======== Data for this exercise
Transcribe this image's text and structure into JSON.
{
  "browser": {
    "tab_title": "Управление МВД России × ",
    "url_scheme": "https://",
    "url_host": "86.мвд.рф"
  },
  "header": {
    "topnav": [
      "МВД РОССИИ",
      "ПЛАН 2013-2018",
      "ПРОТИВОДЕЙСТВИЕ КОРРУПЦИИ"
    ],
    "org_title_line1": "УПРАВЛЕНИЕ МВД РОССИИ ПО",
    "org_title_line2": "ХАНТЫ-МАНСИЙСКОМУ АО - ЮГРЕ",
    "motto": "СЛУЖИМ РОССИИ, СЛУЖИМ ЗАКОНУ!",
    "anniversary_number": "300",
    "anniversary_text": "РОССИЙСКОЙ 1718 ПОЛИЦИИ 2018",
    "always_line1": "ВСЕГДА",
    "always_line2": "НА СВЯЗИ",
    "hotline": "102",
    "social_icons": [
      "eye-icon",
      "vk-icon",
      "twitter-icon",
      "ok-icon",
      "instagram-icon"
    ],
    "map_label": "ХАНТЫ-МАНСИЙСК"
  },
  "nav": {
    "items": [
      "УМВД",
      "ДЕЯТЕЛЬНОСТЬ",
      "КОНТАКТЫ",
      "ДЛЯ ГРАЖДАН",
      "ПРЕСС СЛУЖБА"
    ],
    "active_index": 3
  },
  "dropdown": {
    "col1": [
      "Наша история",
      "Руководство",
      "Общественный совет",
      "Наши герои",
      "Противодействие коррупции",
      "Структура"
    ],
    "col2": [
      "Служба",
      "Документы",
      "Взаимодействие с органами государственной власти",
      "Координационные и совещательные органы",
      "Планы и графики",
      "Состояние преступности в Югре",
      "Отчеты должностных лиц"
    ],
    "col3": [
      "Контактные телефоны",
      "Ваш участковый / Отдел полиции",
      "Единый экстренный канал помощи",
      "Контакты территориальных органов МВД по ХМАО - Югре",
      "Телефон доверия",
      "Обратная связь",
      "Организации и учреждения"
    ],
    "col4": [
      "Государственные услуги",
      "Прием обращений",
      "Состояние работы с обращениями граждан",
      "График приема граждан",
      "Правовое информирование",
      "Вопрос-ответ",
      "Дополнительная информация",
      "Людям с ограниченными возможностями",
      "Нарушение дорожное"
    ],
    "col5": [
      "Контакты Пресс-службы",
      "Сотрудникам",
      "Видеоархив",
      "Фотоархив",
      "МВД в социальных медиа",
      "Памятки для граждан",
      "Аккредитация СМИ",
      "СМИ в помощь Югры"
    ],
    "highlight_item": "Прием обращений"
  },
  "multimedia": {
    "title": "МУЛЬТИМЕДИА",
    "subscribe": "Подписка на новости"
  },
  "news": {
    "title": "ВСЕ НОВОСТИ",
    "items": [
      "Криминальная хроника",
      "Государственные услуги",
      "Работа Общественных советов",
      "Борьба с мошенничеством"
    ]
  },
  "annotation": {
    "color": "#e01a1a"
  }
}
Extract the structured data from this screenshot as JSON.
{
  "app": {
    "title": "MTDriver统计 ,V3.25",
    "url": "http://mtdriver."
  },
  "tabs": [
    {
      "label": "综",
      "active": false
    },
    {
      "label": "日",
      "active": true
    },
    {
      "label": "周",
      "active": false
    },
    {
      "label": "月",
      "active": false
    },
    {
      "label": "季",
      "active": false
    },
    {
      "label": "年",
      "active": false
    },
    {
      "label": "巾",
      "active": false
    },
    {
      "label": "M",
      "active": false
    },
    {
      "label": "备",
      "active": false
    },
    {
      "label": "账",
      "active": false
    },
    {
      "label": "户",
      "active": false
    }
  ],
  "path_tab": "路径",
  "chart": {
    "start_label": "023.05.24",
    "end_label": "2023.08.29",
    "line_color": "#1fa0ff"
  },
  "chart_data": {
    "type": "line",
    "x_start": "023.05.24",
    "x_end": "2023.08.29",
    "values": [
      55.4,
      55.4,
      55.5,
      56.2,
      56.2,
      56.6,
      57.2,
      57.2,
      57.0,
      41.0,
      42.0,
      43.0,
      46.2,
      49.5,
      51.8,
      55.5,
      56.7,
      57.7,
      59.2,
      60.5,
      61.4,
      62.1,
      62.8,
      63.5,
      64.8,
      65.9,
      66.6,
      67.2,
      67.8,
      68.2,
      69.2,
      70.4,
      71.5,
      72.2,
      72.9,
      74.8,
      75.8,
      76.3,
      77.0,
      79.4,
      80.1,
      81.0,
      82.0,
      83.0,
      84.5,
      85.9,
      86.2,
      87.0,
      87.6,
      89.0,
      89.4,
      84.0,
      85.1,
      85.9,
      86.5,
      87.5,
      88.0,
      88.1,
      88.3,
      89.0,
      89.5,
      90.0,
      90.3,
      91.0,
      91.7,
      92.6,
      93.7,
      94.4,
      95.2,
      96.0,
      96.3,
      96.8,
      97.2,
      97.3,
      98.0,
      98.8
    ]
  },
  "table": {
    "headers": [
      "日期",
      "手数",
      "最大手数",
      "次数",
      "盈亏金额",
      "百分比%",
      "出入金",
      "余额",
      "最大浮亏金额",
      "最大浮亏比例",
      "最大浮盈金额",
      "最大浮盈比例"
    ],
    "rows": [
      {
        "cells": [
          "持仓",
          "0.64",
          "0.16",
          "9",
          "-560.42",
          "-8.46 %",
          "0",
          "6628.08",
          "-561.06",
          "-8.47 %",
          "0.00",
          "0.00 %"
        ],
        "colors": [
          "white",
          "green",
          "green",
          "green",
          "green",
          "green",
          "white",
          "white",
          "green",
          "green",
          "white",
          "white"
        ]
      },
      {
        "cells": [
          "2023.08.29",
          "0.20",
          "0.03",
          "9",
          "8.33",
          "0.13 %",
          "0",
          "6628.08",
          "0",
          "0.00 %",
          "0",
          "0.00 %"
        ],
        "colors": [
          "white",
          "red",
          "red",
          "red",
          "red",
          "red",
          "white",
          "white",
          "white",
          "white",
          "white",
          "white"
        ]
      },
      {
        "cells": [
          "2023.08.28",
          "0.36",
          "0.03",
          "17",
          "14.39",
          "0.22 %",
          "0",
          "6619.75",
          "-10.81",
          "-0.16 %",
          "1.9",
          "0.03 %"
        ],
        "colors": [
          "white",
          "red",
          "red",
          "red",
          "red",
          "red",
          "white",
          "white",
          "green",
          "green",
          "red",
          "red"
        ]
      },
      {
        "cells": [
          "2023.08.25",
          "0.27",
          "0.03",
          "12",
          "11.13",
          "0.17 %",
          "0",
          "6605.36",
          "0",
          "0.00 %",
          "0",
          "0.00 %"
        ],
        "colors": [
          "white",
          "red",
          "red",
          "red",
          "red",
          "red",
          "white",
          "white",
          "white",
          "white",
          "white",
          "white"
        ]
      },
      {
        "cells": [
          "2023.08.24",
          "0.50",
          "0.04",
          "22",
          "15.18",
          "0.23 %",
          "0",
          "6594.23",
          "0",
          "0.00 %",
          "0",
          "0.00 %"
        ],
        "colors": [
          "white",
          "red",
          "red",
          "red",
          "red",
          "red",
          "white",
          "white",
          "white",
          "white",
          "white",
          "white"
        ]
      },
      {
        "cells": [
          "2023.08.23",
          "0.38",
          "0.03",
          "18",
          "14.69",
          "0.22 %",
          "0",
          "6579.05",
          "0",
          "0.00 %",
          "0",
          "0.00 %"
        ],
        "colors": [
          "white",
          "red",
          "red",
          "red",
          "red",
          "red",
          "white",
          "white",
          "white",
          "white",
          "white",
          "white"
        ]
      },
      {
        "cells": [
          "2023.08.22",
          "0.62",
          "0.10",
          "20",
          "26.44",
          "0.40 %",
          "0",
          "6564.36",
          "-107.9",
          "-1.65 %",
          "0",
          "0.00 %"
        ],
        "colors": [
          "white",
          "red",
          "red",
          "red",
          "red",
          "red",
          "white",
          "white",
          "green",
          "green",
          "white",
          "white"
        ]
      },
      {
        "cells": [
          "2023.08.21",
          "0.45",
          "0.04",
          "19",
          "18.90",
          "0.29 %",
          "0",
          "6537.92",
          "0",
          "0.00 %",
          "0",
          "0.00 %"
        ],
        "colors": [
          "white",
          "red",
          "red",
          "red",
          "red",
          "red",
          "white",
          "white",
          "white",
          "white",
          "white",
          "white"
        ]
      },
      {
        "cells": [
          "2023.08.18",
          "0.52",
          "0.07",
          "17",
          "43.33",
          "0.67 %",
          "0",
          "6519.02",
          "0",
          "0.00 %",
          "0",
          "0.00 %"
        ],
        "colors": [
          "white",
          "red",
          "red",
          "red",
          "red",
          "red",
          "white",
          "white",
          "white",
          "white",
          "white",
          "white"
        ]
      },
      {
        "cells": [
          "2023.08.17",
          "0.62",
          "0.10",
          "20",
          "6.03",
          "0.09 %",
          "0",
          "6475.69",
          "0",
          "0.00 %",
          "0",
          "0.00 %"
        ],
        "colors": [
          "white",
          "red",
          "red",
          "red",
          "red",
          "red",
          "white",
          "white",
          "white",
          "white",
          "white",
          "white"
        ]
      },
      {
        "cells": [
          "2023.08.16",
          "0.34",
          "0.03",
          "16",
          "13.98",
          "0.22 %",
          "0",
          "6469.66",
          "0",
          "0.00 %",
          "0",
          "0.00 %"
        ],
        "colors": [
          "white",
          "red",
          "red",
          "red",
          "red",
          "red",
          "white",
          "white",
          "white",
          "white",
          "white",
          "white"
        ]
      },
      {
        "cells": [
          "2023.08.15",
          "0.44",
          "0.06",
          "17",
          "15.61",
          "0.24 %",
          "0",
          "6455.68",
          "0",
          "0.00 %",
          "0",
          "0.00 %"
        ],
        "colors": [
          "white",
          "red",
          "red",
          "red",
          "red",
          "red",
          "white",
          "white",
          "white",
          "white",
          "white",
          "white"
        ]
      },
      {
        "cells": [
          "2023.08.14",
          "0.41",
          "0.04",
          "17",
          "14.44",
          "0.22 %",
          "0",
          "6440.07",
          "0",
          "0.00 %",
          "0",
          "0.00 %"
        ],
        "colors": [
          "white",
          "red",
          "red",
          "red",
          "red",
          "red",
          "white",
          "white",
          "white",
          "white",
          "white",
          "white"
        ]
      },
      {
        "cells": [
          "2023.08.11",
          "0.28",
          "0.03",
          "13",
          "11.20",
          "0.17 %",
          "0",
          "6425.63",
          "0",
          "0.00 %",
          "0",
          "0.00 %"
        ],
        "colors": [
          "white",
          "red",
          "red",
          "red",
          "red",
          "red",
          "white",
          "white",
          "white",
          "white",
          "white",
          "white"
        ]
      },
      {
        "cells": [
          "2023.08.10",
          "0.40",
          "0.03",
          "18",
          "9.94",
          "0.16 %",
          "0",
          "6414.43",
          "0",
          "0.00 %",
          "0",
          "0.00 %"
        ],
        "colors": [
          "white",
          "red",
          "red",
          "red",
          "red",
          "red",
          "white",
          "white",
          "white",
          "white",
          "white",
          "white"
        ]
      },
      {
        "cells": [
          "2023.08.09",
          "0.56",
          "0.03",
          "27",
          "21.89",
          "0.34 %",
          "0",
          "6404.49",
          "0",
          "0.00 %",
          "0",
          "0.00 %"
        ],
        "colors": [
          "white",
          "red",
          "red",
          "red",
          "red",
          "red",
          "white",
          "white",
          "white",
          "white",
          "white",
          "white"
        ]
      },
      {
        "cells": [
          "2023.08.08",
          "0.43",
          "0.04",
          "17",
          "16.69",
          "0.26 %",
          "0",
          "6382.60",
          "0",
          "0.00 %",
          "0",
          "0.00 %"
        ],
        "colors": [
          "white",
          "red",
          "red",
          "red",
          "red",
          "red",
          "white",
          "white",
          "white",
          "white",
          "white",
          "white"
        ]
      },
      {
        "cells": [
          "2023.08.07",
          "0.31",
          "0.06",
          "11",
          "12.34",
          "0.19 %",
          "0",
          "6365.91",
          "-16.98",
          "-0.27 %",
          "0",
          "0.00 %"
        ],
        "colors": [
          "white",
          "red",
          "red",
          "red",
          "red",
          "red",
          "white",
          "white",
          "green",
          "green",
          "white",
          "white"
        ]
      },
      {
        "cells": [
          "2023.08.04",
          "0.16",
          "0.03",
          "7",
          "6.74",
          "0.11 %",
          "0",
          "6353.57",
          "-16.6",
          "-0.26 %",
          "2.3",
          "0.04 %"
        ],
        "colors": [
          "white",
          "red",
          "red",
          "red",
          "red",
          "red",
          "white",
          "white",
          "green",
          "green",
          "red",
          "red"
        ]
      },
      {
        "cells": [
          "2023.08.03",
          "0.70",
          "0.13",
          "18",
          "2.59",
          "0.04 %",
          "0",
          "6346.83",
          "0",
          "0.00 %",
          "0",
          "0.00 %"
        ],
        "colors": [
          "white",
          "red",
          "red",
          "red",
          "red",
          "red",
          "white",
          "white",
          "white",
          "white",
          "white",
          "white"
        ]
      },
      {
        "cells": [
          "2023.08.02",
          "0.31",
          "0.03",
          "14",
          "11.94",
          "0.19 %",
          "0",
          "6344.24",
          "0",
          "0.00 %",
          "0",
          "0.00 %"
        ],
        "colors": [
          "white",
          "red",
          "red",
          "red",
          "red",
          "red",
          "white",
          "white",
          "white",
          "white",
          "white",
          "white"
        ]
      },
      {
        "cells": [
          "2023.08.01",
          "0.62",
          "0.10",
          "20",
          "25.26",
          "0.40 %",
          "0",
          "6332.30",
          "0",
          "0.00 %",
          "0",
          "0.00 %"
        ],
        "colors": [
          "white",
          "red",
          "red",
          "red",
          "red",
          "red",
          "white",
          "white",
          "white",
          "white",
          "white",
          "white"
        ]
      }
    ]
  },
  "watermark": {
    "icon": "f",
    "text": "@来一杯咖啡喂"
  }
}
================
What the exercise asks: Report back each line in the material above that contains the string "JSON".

Expected output:
Transcribe this image's text and structure into JSON.
Extract the structured data from this screenshot as JSON.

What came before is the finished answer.